    He is both listed as a member, and a specific addressee, in a declassified fax (Declassifying Authority: Office of the Secretary of Defense, also one of the addressees) and attendee listing dated 23 May 1996, from the executive secretary of that organization at that time, Maja Blanck (Fax # +31 20 624 4299).

    (Here’s some recent listings)

  • Anonymous

    He sounds like a jealous spiteful ingrate looking to cash in on Assange’s fame after admitting to sabotaging his employers computers and stealing information. Then he cries that his boss is a dictator? I suspect all his book is good for is taking a wikileak on.

  • valles

    Very aptly named fellow

  • kiboshki

    Great. Ego is now officially more important than openness.

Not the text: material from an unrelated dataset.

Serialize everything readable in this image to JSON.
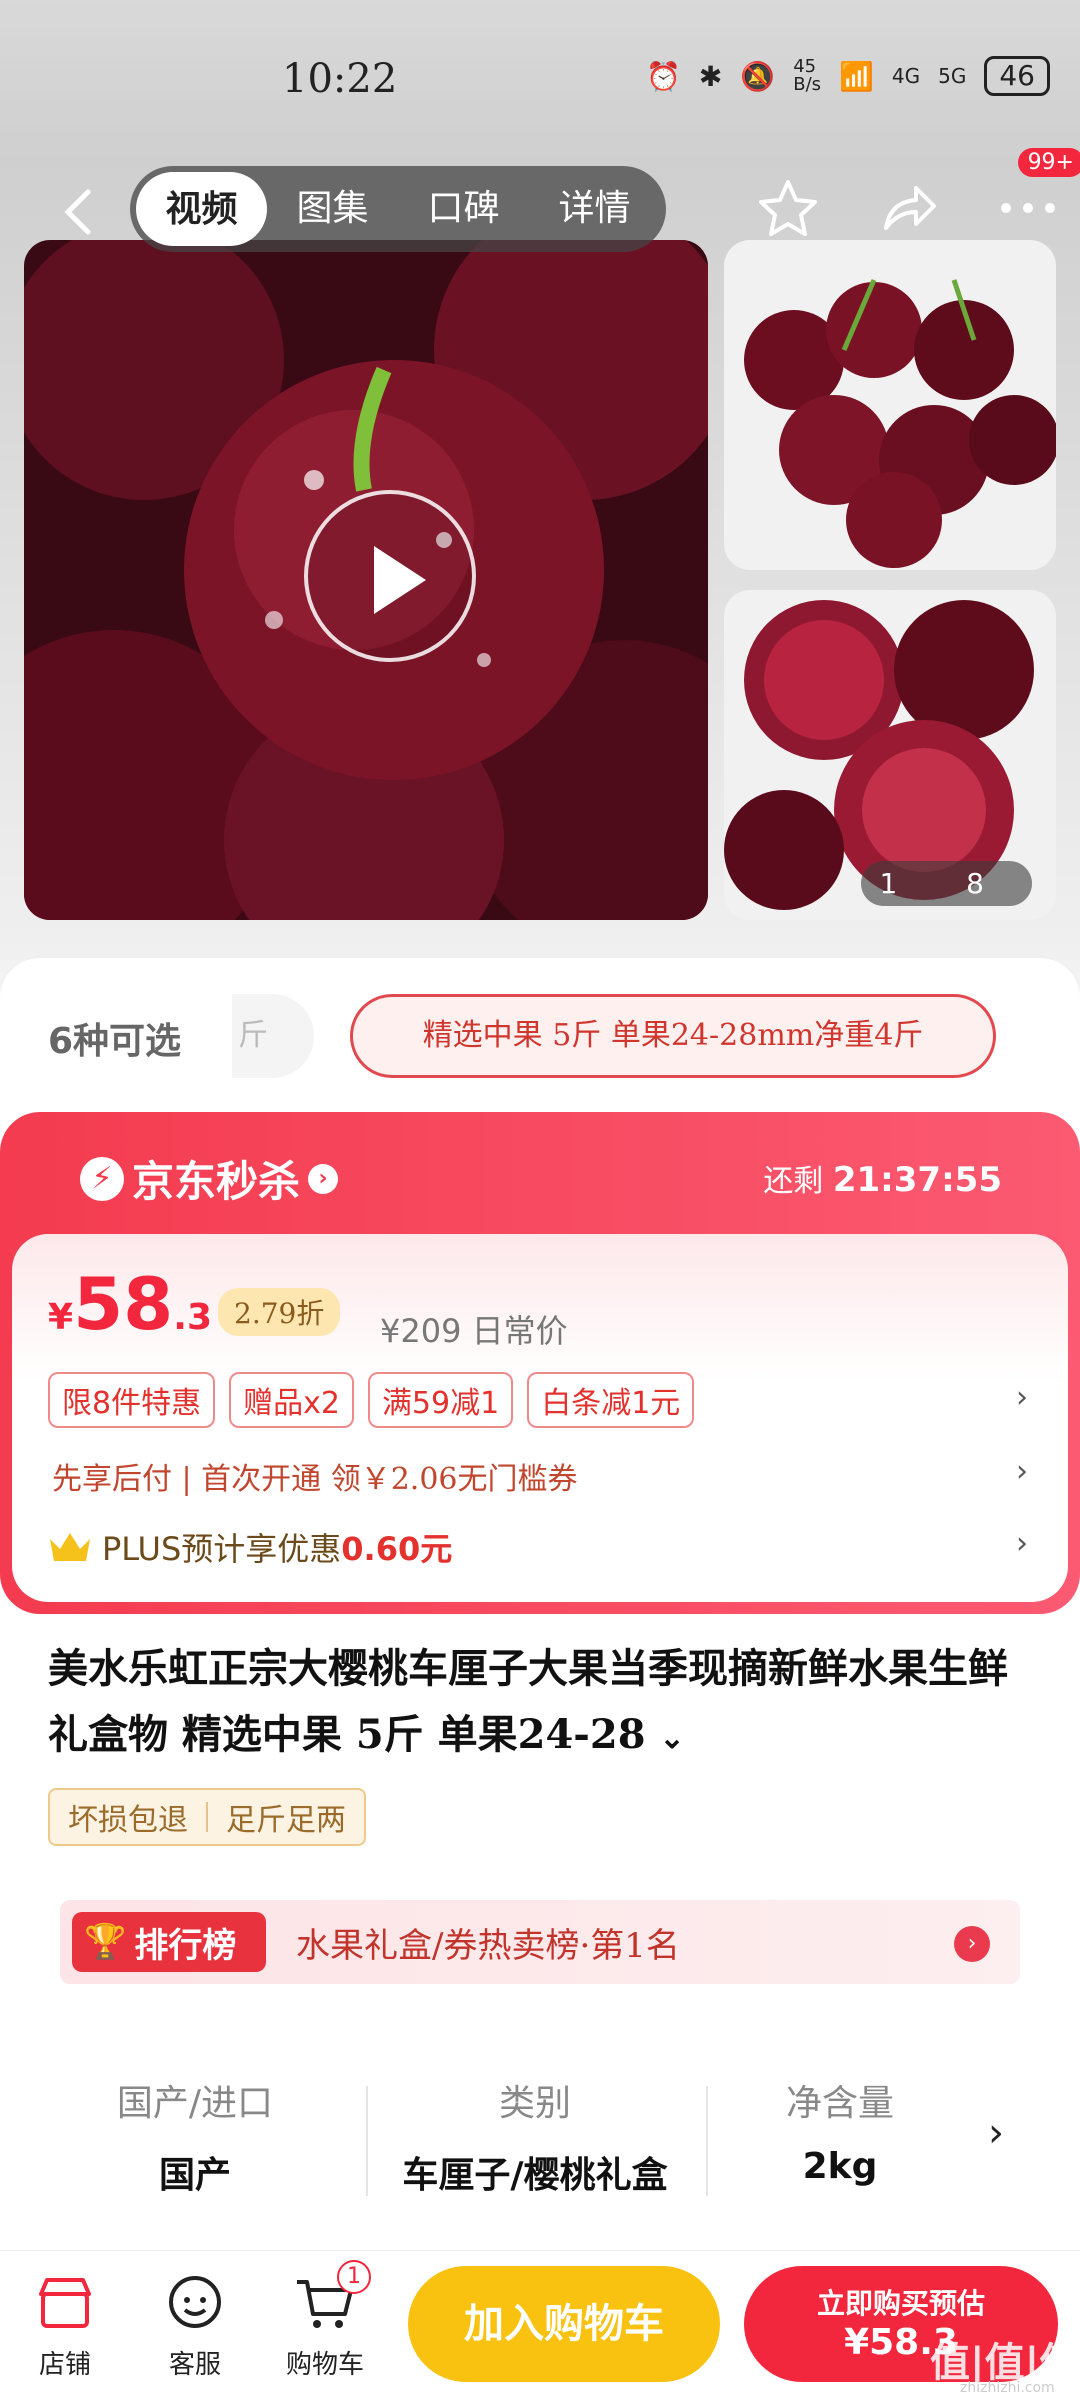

    What started off as a system that could potentially bring increased liberty to human beings at the expense of overbearing governments and ultra-wealthy special interests is rapidly devolving into a spat between douchebags.

  • http://pulse.yahoo.com/_TRCGTVH7SXIVAQMN6VHRMIG6ZM john wilson

    Perhaps he may have a received a bit of spare change from BOA for his efforts? Of course i would trust this man with my leaked documents, NOT.

  • Robert Shaftoe

    This is exactly the type of in-fighting BofA and their crappy little security team (who is being PWNed by Anonymous as we speak) said they would try to incite.

    This is exactly what they said they would do, including taking-down the SUBMISSION apparatus of Wikileaks. If you were looking for the CIA/BofA plant, you found one in Domscheit-Berg.

  • Anonymous



    “The three security service companies proposed the following tactics for going after WikiLeaks: “Create concern over the security of the infrastructure. Create exposure stories. If the process is believed to not be secure they are done. Cyber attacks against the infrastructure to get data on document submitters. This would kill the project. Since the servers are now in Sweden and France putting a team together to get access is more straightforward.” Part of their plan involves turning Salon’s Glenn Greenwald against WikiLeaks.”

  • http://madisonleathersmith.com leathersmith

    Operation Dumb$hit-head

    throw a few million at the wall and see what sticks

  • Anonymous

    I wouldn’t worry a lot about a side issue like this.

    The fact is that wikileaks proved one thing – you can no longer hide information indefinitely. Now that the technology exists, the truth will be known. This is a good thing. Transparency allow us to better observe the power-masters.

    An aside – I noticed the Patriot Act includes a “Money Laundering Control Act”. Any chance when it gets renewed we could apply this to our congresspeople?